What you need to do:
Please reproduce the listing in its entirety, exactly as shown.
>>
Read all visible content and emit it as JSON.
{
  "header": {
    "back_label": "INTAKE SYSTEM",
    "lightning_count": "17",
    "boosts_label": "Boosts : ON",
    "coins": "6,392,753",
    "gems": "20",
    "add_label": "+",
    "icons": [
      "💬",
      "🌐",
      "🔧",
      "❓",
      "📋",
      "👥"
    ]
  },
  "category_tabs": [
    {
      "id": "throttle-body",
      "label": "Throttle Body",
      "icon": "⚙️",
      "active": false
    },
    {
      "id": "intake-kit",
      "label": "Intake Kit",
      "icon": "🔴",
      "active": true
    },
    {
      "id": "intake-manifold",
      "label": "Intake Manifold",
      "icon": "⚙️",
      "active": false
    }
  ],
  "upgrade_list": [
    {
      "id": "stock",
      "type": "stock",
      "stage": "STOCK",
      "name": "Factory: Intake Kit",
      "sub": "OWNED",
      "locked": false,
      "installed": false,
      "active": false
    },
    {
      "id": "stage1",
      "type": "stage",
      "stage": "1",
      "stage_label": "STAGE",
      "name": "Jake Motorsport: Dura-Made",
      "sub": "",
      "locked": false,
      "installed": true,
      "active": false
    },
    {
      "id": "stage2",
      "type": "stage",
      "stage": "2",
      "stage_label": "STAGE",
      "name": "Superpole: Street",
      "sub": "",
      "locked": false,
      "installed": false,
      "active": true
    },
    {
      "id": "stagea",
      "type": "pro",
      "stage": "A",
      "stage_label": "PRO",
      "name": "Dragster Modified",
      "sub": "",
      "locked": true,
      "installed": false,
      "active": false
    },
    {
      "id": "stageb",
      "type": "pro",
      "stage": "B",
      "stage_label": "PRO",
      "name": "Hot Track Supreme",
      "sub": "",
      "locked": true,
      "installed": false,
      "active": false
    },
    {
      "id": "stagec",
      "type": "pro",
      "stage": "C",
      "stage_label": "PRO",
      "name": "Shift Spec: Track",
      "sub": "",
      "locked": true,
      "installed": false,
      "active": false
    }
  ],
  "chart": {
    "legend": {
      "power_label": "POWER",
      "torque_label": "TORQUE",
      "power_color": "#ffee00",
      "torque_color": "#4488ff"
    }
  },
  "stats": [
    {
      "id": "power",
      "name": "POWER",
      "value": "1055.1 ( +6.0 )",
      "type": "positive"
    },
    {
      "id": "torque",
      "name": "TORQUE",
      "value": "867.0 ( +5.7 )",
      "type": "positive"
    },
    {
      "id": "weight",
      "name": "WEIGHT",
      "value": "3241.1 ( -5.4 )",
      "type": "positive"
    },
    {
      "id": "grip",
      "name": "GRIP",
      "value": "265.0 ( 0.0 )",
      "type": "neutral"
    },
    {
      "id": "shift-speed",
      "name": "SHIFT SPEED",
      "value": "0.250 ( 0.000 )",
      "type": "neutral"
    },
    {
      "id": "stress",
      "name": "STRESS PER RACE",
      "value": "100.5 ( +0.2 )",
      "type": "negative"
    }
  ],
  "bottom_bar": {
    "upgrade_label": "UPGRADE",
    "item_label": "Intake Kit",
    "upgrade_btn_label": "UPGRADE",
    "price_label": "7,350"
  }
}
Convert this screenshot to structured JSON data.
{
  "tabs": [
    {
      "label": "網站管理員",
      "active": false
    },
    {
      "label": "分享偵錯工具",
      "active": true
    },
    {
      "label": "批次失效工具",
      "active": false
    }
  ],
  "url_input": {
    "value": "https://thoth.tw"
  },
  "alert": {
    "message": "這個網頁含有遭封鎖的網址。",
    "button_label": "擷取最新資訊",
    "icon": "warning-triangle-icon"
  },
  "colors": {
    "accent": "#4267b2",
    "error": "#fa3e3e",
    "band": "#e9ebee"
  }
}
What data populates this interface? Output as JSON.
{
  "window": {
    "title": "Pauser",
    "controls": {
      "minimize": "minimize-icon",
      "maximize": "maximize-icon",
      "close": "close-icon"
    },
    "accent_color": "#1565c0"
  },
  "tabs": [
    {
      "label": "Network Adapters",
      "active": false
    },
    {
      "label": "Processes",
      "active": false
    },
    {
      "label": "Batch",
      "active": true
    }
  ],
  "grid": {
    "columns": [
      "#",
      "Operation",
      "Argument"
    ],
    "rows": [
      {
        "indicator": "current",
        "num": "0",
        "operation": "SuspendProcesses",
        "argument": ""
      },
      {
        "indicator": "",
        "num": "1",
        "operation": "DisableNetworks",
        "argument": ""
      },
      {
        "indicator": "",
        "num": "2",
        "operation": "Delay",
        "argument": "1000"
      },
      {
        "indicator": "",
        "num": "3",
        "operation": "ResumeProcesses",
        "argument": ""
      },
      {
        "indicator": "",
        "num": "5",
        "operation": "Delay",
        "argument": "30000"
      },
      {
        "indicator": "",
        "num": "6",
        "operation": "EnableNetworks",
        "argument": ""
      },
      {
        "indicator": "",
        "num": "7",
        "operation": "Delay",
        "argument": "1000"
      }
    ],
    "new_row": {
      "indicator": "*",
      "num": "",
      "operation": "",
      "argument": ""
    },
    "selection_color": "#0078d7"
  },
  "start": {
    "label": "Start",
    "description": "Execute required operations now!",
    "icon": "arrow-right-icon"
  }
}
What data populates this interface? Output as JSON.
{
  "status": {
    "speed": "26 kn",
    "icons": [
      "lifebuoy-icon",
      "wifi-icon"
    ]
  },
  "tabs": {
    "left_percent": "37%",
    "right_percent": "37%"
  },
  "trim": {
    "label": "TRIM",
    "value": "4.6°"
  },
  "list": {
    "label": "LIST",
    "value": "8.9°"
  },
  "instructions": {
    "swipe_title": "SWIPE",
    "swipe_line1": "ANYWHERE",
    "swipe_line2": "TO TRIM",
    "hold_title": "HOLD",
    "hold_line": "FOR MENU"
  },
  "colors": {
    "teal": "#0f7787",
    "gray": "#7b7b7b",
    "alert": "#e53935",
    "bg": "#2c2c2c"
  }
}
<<
Response for this exercise:
Read all visible content and emit it as JSON.
{
  "header": {
    "back_label": "INTAKE SYSTEM",
    "lightning_count": "17",
    "boosts_label": "Boosts : ON",
    "coins": "6,392,753",
    "gems": "20",
    "add_label": "+",
    "icons": [
      "💬",
      "🌐",
      "🔧",
      "❓",
      "📋",
      "👥"
    ]
  },
  "category_tabs": [
    {
      "id": "throttle-body",
      "label": "Throttle Body",
      "icon": "⚙️",
      "active": false
    },
    {
      "id": "intake-kit",
      "label": "Intake Kit",
      "icon": "🔴",
      "active": true
    },
    {
      "id": "intake-manifold",
      "label": "Intake Manifold",
      "icon": "⚙️",
      "active": false
    }
  ],
  "upgrade_list": [
    {
      "id": "stock",
      "type": "stock",
      "stage": "STOCK",
      "name": "Factory: Intake Kit",
      "sub": "OWNED",
      "locked": false,
      "installed": false,
      "active": false
    },
    {
      "id": "stage1",
      "type": "stage",
      "stage": "1",
      "stage_label": "STAGE",
      "name": "Jake Motorsport: Dura-Made",
      "sub": "",
      "locked": false,
      "installed": true,
      "active": false
    },
    {
      "id": "stage2",
      "type": "stage",
      "stage": "2",
      "stage_label": "STAGE",
      "name": "Superpole: Street",
      "sub": "",
      "locked": false,
      "installed": false,
      "active": true
    },
    {
      "id": "stagea",
      "type": "pro",
      "stage": "A",
      "stage_label": "PRO",
      "name": "Dragster Modified",
      "sub": "",
      "locked": true,
      "installed": false,
      "active": false
    },
    {
      "id": "stageb",
      "type": "pro",
      "stage": "B",
      "stage_label": "PRO",
      "name": "Hot Track Supreme",
      "sub": "",
      "locked": true,
      "installed": false,
      "active": false
    },
    {
      "id": "stagec",
      "type": "pro",
      "stage": "C",
      "stage_label": "PRO",
      "name": "Shift Spec: Track",
      "sub": "",
      "locked": true,
      "installed": false,
      "active": false
    }
  ],
  "chart": {
    "legend": {
      "power_label": "POWER",
      "torque_label": "TORQUE",
      "power_color": "#ffee00",
      "torque_color": "#4488ff"
    }
  },
  "stats": [
    {
      "id": "power",
      "name": "POWER",
      "value": "1055.1 ( +6.0 )",
      "type": "positive"
    },
    {
      "id": "torque",
      "name": "TORQUE",
      "value": "867.0 ( +5.7 )",
      "type": "positive"
    },
    {
      "id": "weight",
      "name": "WEIGHT",
      "value": "3241.1 ( -5.4 )",
      "type": "positive"
    },
    {
      "id": "grip",
      "name": "GRIP",
      "value": "265.0 ( 0.0 )",
      "type": "neutral"
    },
    {
      "id": "shift-speed",
      "name": "SHIFT SPEED",
      "value": "0.250 ( 0.000 )",
      "type": "neutral"
    },
    {
      "id": "stress",
      "name": "STRESS PER RACE",
      "value": "100.5 ( +0.2 )",
      "type": "negative"
    }
  ],
  "bottom_bar": {
    "upgrade_label": "UPGRADE",
    "item_label": "Intake Kit",
    "upgrade_btn_label": "UPGRADE",
    "price_label": "7,350"
  }
}
Convert this screenshot to structured JSON data.
{
  "tabs": [
    {
      "label": "網站管理員",
      "active": false
    },
    {
      "label": "分享偵錯工具",
      "active": true
    },
    {
      "label": "批次失效工具",
      "active": false
    }
  ],
  "url_input": {
    "value": "https://thoth.tw"
  },
  "alert": {
    "message": "這個網頁含有遭封鎖的網址。",
    "button_label": "擷取最新資訊",
    "icon": "warning-triangle-icon"
  },
  "colors": {
    "accent": "#4267b2",
    "error": "#fa3e3e",
    "band": "#e9ebee"
  }
}
What data populates this interface? Output as JSON.
{
  "window": {
    "title": "Pauser",
    "controls": {
      "minimize": "minimize-icon",
      "maximize": "maximize-icon",
      "close": "close-icon"
    },
    "accent_color": "#1565c0"
  },
  "tabs": [
    {
      "label": "Network Adapters",
      "active": false
    },
    {
      "label": "Processes",
      "active": false
    },
    {
      "label": "Batch",
      "active": true
    }
  ],
  "grid": {
    "columns": [
      "#",
      "Operation",
      "Argument"
    ],
    "rows": [
      {
        "indicator": "current",
        "num": "0",
        "operation": "SuspendProcesses",
        "argument": ""
      },
      {
        "indicator": "",
        "num": "1",
        "operation": "DisableNetworks",
        "argument": ""
      },
      {
        "indicator": "",
        "num": "2",
        "operation": "Delay",
        "argument": "1000"
      },
      {
        "indicator": "",
        "num": "3",
        "operation": "ResumeProcesses",
        "argument": ""
      },
      {
        "indicator": "",
        "num": "5",
        "operation": "Delay",
        "argument": "30000"
      },
      {
        "indicator": "",
        "num": "6",
        "operation": "EnableNetworks",
        "argument": ""
      },
      {
        "indicator": "",
        "num": "7",
        "operation": "Delay",
        "argument": "1000"
      }
    ],
    "new_row": {
      "indicator": "*",
      "num": "",
      "operation": "",
      "argument": ""
    },
    "selection_color": "#0078d7"
  },
  "start": {
    "label": "Start",
    "description": "Execute required operations now!",
    "icon": "arrow-right-icon"
  }
}
What data populates this interface? Output as JSON.
{
  "status": {
    "speed": "26 kn",
    "icons": [
      "lifebuoy-icon",
      "wifi-icon"
    ]
  },
  "tabs": {
    "left_percent": "37%",
    "right_percent": "37%"
  },
  "trim": {
    "label": "TRIM",
    "value": "4.6°"
  },
  "list": {
    "label": "LIST",
    "value": "8.9°"
  },
  "instructions": {
    "swipe_title": "SWIPE",
    "swipe_line1": "ANYWHERE",
    "swipe_line2": "TO TRIM",
    "hold_title": "HOLD",
    "hold_line": "FOR MENU"
  },
  "colors": {
    "teal": "#0f7787",
    "gray": "#7b7b7b",
    "alert": "#e53935",
    "bg": "#2c2c2c"
  }
}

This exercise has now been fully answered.